Allen Butler Talcott
A Career Ended at Midday
When Allen Butler Talcott (1867-1908) died at age 41 from an apparent heart attack, he left behind his four month old son, Agnew, his wife, Katherine, and innumerable grief-stricken friends, nearly all of them fellow artists connected somehow with Miss Florence’s boarding house in Old Lyme. William Henry Howe summarized the lament of the artistic community when he wrote to Miss Florence, “I cannot express to you my shock at hearing the death of Talcott…[h]e had so much to live for & a bright future.”
Talcott died on the verge of becoming one of the major artists of his time. Originally influenced by the Barbizon movement, he had placed two paintings, Cabano en Provence and La Crois de Billiers, in the Paris Salon of 1893. He showed another, Autumn, the following year. His work appeared regularly at the National Academy, the Pennsylvania Academy of Fine Arts, the Carnegie Institute, and the Society of American Artists. In 1904, he won the Silver Medal at the St. Louis World’s Fair for a group of four paintings, which included Early Spring and The Pasture Oaks.
Modern curators, dealers, and collectors mourn Talcott for the works he never created. But his contemporaries – Frank Dumond, Henry Ward Ranger, Charles Vezin, and others – mourned the loss of a man who championed the ideals that they, as a group of painters united in forging a movement, were trying to uphold. Away from their insular colony, even the art world at large was aware of Talcott’s influence. The New York Herald offered this assessment in his obituary: “Art the world over is at present passing through phases which might throttle forever anything less vital than art. It is the taint that shows in certain works of sculpture, certain operas, certain writers, who appear, for example, to regard maternity – either the holiest thing or the most tragic – with a leer, and the moral of whose writings is that chastity is bourgeois. That art does not die of this corruption is due to men like that group of American painters who, influenced by all that is good in the past, are painting today in their own way the beauty of this land of ours, the landscape painter’s paradise. Of this group, Talcott was a loved and honored member. To turn from the flood of degeneracy to such art as his is like the morning plunge after a night of hideous dreams.”

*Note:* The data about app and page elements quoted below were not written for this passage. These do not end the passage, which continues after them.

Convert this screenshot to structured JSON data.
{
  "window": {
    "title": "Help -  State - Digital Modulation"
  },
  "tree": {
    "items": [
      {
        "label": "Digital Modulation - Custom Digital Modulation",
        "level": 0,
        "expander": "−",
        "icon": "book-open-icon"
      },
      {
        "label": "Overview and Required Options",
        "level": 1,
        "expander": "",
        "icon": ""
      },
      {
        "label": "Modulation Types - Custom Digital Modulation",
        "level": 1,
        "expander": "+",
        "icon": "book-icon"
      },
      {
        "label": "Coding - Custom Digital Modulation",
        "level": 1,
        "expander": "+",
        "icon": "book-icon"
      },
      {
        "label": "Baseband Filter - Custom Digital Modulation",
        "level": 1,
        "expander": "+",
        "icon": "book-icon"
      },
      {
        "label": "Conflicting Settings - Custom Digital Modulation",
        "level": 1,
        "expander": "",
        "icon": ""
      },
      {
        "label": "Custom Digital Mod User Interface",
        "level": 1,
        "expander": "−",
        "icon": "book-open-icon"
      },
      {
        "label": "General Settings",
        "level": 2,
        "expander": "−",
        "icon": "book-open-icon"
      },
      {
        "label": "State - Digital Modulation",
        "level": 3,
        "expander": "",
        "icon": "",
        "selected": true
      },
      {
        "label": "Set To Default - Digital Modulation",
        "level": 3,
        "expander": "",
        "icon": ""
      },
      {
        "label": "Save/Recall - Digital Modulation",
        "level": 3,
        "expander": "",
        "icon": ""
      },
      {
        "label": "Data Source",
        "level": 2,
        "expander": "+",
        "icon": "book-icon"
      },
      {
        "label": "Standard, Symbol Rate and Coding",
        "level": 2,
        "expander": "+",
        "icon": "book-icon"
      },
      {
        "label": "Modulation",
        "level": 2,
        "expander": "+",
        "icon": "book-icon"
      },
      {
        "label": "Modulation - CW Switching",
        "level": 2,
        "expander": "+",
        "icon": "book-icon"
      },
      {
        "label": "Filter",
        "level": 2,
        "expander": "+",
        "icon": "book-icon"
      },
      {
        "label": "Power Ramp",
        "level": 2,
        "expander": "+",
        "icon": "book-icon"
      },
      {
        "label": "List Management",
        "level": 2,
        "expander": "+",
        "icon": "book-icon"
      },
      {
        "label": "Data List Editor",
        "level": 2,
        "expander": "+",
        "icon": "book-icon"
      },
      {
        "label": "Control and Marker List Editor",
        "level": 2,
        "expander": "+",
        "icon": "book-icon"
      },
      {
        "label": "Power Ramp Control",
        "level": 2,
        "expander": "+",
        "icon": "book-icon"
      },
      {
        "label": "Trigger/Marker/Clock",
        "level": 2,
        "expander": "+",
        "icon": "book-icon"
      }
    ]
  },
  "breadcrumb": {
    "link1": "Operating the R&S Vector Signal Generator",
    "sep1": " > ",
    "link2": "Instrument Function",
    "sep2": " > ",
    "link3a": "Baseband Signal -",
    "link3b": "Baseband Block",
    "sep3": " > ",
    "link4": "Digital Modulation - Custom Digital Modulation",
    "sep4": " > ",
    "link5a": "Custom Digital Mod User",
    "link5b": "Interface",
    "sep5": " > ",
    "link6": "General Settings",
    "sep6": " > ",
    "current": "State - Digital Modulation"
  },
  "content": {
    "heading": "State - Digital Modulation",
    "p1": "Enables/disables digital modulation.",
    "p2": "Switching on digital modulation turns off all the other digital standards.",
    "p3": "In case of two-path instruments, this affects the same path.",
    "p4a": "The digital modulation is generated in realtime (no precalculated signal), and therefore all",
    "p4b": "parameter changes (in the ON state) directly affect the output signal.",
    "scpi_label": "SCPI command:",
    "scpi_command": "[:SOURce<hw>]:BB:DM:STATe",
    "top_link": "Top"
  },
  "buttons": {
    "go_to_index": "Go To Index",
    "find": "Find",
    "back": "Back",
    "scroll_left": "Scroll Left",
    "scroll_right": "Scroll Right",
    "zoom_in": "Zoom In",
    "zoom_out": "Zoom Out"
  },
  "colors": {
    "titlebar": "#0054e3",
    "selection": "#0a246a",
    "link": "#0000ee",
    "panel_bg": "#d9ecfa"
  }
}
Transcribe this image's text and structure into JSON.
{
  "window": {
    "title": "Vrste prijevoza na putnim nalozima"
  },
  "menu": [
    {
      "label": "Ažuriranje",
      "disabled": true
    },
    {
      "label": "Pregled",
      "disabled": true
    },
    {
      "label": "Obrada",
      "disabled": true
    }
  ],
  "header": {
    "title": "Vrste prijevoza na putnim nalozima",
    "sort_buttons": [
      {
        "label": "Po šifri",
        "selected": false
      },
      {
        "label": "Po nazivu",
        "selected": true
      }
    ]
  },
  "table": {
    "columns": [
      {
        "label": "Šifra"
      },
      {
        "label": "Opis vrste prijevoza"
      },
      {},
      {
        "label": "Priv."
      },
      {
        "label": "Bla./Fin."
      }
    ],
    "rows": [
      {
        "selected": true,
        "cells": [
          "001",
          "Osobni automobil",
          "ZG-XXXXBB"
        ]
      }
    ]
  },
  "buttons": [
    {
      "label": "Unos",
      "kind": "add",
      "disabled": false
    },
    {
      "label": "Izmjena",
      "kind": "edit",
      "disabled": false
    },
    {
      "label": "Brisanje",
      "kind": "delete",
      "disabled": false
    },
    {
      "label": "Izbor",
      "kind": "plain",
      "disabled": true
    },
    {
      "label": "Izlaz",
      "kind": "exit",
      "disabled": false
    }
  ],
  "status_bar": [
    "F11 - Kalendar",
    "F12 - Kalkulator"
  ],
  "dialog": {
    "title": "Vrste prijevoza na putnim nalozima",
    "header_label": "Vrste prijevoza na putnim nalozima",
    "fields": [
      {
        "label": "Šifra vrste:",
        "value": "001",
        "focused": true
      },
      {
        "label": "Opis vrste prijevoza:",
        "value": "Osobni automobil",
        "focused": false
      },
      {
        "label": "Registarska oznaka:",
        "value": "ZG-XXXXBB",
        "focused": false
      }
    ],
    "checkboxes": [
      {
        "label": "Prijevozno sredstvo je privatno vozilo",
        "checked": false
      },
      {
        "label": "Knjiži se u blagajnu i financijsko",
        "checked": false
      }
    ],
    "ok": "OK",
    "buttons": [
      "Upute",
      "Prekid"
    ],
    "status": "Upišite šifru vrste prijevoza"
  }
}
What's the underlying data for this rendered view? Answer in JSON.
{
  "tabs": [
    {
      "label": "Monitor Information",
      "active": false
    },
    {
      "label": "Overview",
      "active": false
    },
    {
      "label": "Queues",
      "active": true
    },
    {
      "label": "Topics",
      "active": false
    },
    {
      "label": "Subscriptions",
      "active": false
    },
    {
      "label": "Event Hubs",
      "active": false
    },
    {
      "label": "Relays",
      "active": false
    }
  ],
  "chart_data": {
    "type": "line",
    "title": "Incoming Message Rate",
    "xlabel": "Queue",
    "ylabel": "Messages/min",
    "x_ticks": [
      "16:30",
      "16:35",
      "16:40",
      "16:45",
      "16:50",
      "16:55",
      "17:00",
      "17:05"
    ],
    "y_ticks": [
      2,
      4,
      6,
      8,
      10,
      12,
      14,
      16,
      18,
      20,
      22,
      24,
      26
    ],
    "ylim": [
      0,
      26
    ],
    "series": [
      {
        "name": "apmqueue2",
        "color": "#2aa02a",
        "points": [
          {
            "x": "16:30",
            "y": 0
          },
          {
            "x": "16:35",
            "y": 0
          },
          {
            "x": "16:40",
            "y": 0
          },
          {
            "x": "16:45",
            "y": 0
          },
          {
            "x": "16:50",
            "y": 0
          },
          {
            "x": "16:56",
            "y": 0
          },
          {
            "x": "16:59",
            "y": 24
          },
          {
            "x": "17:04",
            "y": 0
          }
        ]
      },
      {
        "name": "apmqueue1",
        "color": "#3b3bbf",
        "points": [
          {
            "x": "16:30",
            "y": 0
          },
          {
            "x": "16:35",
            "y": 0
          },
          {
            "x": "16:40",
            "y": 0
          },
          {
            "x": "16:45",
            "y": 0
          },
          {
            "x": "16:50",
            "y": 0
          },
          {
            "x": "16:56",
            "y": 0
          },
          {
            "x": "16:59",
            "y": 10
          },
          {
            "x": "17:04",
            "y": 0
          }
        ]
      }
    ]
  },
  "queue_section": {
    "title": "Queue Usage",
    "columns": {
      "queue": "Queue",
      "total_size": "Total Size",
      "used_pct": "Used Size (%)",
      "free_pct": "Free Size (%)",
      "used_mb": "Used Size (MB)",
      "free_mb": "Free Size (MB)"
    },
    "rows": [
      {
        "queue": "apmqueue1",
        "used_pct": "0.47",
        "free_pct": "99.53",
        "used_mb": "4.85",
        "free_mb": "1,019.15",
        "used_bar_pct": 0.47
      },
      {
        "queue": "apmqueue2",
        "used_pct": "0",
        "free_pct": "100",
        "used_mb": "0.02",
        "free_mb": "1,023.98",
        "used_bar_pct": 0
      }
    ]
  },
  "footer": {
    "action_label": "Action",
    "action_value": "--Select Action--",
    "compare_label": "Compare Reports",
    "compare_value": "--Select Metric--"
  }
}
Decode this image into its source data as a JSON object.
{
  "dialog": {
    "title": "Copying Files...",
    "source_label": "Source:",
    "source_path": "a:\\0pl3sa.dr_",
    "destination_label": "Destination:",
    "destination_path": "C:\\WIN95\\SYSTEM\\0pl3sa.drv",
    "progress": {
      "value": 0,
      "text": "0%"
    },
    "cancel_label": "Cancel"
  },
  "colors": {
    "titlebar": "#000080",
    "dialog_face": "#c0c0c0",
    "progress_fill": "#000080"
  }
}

Loquacious praise, to be sure. But The Herald’s comments suggest what is evident in the paintings that comprise this exhibition – that Allen Butler Talcott drew something spiritual from the meadows and marshes of Old Lyme and channeled what he discovered into his artwork.
Talcott’s nature was a marginalized space. He tended to paint at the beginning or the end of the day, as well as the beginning or the end of the seasons. He was particularly influenced by the Connecticut River Valley’s great variety of trees and would often choose one standing alone, as he did for Old Oak by the River, to invoke a sense of self-reflection. To create authentic bark textures, Talcott would invert his brush and drag the blunt end through his rich impasto. Charles Vezin once said, “no one was [Talcott’s] peer in the knowledge of trees and how to paint them.”
Also included in this exhibition are paintings such as Meadows in Autumn, which demonstrates Talcott’s command of the season’s palette, and Afternoon on the Palisades, one of Talcott’s largest works, which features a dying tree teetering over the edge of the Palisades illuminated by, and in contrast to, the early light of Spring filling the Hudson River valley.
Talcott’s paintings share with the viewer the personal quiet the artist experienced in nature, often elevating landscape to an expression of moral philosophy. As hints of Impressionism crept into Talcott’s work after 1903, time became synonymous with light, charging his work with an individual luminosity.
Connecticut Historical Society. Representative Citizens of Connecticut (New York: American Historical Society, 1916), p.395-397.
Florence Griswold Papers, Lyme Historical Society, Florence Griswold Museum (letter FG 18.3).
Lyme Historical Society. Old Lyme: The American Barbizon (Old Lyme: Lyme Historical Society, 1982), p.47.
New Britain Museum of Art. Allen Butler Talcott (1867-1908): Painter of Landscapes (Old Lyme: Lyme Historical Society, 1983), p.4-7.